there is so much data that it is impossible for someone to look at all of it and as a result, intermittent anomalies may go undetected. The second problem is that you have to have the test technologies and computational resources necessary to detect the anomalies."
For an inlet test, a minimum of 40 measurements are required at the aerodynamic interface plane between the aircraft inlet and engine to characterize the flow entering the engine.
"If there are too many invalid measurements or, in the worst possible scenario, there are invalid measurements that you are unaware of, you can't characterize the distortion level entering the engine and what the effect of that distortion is on engine's ability to operate continuously without surging," Malloy said.
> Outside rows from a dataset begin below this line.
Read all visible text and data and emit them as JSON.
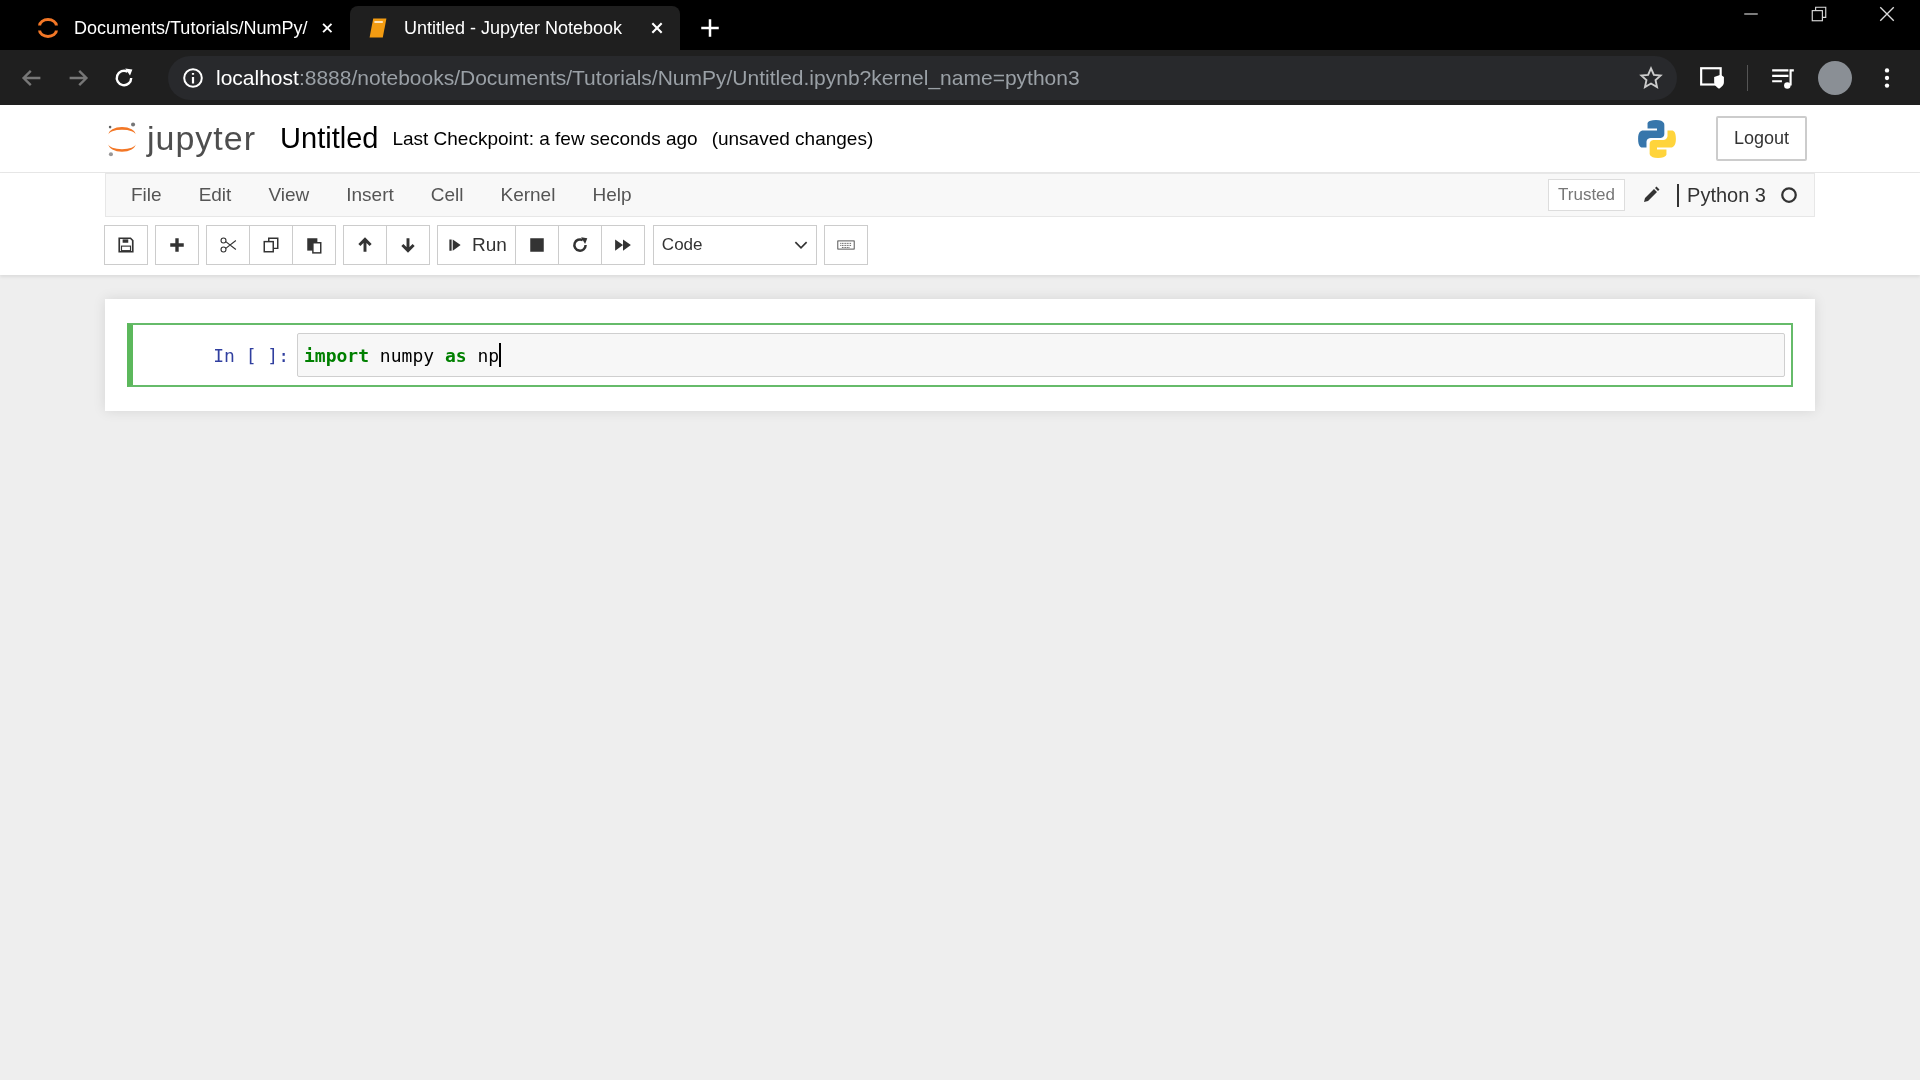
{
  "browser": {
    "tabs": [
      {
        "title": "Documents/Tutorials/NumPy/",
        "selected": false,
        "kind": "jupyter"
      },
      {
        "title": "Untitled - Jupyter Notebook",
        "selected": true,
        "kind": "notebook"
      }
    ],
    "address": {
      "host": "localhost",
      "path": ":8888/notebooks/Documents/Tutorials/NumPy/Untitled.ipynb?kernel_name=python3"
    }
  },
  "header": {
    "logo_text": "jupyter",
    "notebook_name": "Untitled",
    "checkpoint": "Last Checkpoint: a few seconds ago",
    "autosave_status": "(unsaved changes)",
    "logout": "Logout"
  },
  "menu": [
    "File",
    "Edit",
    "View",
    "Insert",
    "Cell",
    "Kernel",
    "Help"
  ],
  "status": {
    "trusted": "Trusted",
    "kernel": "Python 3"
  },
  "toolbar": {
    "run_label": "Run",
    "cell_type": "Code"
  },
  "cell": {
    "prompt": "In [ ]:",
    "tokens": [
      {
        "kind": "keyword",
        "text": "import"
      },
      {
        "kind": "name",
        "text": " numpy "
      },
      {
        "kind": "keyword",
        "text": "as"
      },
      {
        "kind": "name",
        "text": " np"
      }
    ]
  }
}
The flow field entering the engine is highly dynamic and susceptible to distortion from various sources including high angle of attack maneuvers, heavy cross winds and wake from aircraft and missiles.
"To ensure reliable engine and airframe integration, it is critical to fully assess this flow field for temporal and spatial variations," said Maj. Kurt Rouser, deputy chief of Arnold Engineering Development Center's Aeropropulsion Systems Test Division.
Malloy said the team was confident they could develop the propulsion capability into a technique that could be used in a wind tunnel.
"We have a lot of experience applying state-of-the-art test technologies to validate propulsion system data in ground test or flight test," he noted. "We've always known that these technologies could be extended to aero data - either internal aero data from a sub-scale inlet test or external aero data from a sub-scale aircraft model."
During the test, Malloy said the goal was to ensure that the data quality was consistent with pre-test estimates.
"We wanted to look at enough of the data to verify that the data was of the quality we promised the customer," he said. "We were hoping that there would be no anomalies and that if there were anomalies, that they could be quickly repaired or that there were enough good measurements that we wouldn't have to stop the test."
There was only one measurement anomaly and the analysis software alerted analysis engineers at the instant the measurement failed.